> [Materials provided]:

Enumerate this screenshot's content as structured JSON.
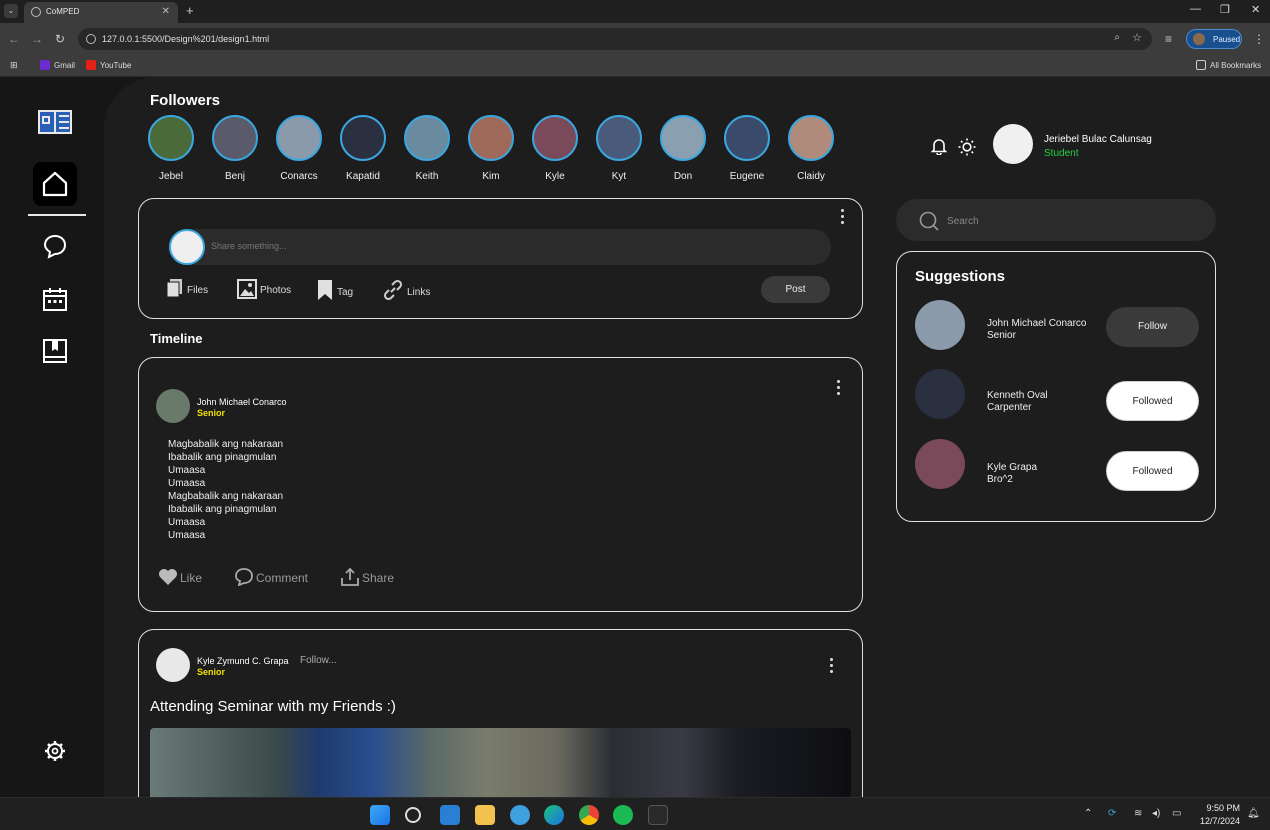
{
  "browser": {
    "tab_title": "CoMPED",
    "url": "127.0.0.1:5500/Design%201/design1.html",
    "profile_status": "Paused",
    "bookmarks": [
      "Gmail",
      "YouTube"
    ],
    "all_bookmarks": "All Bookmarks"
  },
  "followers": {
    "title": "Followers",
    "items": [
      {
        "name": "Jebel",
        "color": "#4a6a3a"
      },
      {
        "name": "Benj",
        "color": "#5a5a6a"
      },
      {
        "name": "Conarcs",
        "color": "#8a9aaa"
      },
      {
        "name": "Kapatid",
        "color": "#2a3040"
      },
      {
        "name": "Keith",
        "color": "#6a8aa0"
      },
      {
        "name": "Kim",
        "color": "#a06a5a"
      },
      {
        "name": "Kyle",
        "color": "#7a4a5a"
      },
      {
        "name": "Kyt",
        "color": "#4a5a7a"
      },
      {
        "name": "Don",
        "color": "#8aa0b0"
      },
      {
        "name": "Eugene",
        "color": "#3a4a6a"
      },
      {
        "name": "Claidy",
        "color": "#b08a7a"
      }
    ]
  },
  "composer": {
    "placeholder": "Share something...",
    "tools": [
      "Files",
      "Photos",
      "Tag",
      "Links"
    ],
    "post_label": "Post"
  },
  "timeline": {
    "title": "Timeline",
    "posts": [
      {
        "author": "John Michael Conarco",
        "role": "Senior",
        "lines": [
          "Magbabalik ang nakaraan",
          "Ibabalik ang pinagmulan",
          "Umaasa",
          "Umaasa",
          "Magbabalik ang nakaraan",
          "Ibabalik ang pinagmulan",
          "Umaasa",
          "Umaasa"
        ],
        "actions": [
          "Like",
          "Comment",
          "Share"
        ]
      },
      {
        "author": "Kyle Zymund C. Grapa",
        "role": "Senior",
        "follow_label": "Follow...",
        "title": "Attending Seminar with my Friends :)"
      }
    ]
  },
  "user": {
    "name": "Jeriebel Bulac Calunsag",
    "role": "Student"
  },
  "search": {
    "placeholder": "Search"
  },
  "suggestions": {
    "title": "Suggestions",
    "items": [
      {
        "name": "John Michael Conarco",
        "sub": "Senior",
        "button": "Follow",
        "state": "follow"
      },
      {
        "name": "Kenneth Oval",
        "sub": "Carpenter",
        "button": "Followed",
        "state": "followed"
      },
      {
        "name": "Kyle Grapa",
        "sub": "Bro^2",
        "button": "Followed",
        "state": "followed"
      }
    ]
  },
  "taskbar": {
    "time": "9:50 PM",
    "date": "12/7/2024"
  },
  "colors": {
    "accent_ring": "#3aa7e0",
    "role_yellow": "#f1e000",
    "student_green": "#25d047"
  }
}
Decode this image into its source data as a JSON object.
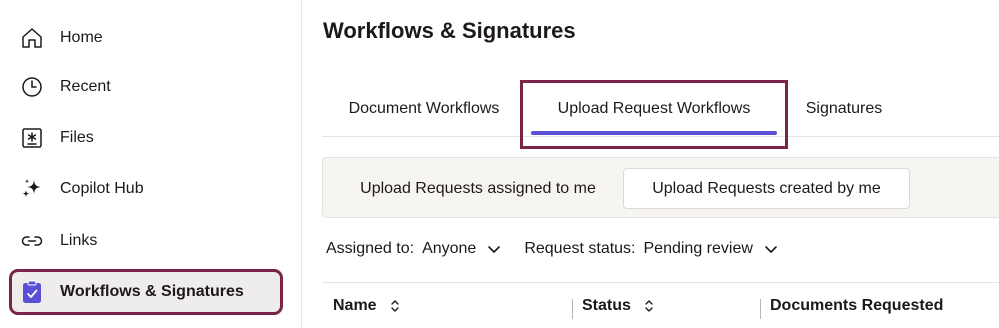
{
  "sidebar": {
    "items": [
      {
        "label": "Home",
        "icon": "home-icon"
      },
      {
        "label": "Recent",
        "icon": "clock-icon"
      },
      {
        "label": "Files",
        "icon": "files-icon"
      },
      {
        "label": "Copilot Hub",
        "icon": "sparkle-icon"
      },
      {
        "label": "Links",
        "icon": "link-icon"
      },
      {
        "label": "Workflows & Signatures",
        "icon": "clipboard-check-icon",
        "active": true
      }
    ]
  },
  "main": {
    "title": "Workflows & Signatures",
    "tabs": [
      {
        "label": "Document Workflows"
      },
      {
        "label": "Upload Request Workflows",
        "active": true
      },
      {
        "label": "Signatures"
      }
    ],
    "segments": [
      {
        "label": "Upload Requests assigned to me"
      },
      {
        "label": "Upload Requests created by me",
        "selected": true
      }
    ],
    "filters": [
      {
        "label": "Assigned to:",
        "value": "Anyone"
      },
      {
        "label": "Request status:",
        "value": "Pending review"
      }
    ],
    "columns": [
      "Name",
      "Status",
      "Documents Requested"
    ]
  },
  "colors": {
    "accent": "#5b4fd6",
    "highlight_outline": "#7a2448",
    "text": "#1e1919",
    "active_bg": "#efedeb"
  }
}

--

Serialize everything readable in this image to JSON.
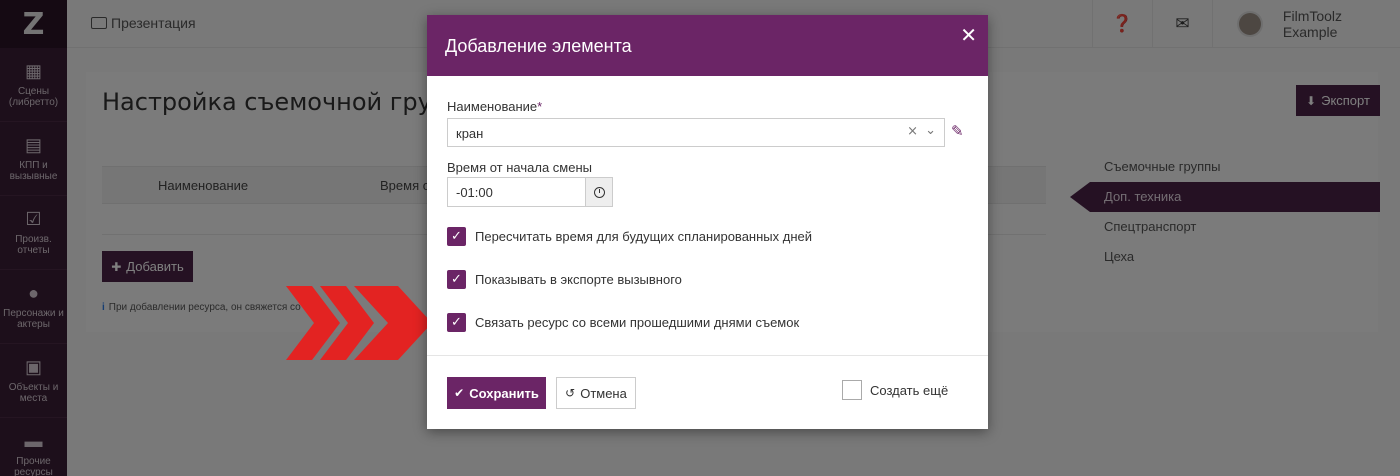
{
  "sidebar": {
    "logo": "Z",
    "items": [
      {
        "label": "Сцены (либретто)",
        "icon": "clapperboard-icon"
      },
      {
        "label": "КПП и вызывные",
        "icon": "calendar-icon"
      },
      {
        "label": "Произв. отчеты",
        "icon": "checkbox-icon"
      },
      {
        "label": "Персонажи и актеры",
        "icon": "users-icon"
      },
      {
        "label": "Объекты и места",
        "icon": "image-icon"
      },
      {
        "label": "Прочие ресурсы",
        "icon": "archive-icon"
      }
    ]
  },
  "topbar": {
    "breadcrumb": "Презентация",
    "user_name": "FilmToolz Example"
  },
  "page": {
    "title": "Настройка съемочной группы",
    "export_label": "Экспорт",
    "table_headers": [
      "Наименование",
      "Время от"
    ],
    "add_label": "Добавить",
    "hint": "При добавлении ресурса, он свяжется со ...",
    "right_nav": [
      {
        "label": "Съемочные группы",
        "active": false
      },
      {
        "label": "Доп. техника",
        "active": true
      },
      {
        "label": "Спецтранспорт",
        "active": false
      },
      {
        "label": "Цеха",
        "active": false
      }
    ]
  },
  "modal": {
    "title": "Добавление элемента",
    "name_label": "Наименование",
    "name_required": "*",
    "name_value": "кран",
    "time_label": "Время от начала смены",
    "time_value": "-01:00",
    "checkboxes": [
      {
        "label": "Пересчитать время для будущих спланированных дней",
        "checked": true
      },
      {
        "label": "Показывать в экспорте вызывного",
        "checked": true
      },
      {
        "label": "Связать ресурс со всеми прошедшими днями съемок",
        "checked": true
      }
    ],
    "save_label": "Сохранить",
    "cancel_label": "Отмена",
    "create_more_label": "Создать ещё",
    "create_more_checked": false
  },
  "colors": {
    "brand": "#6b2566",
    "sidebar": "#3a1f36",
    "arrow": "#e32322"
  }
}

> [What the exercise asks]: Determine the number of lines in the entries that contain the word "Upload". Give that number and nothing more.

> [Response below]: 3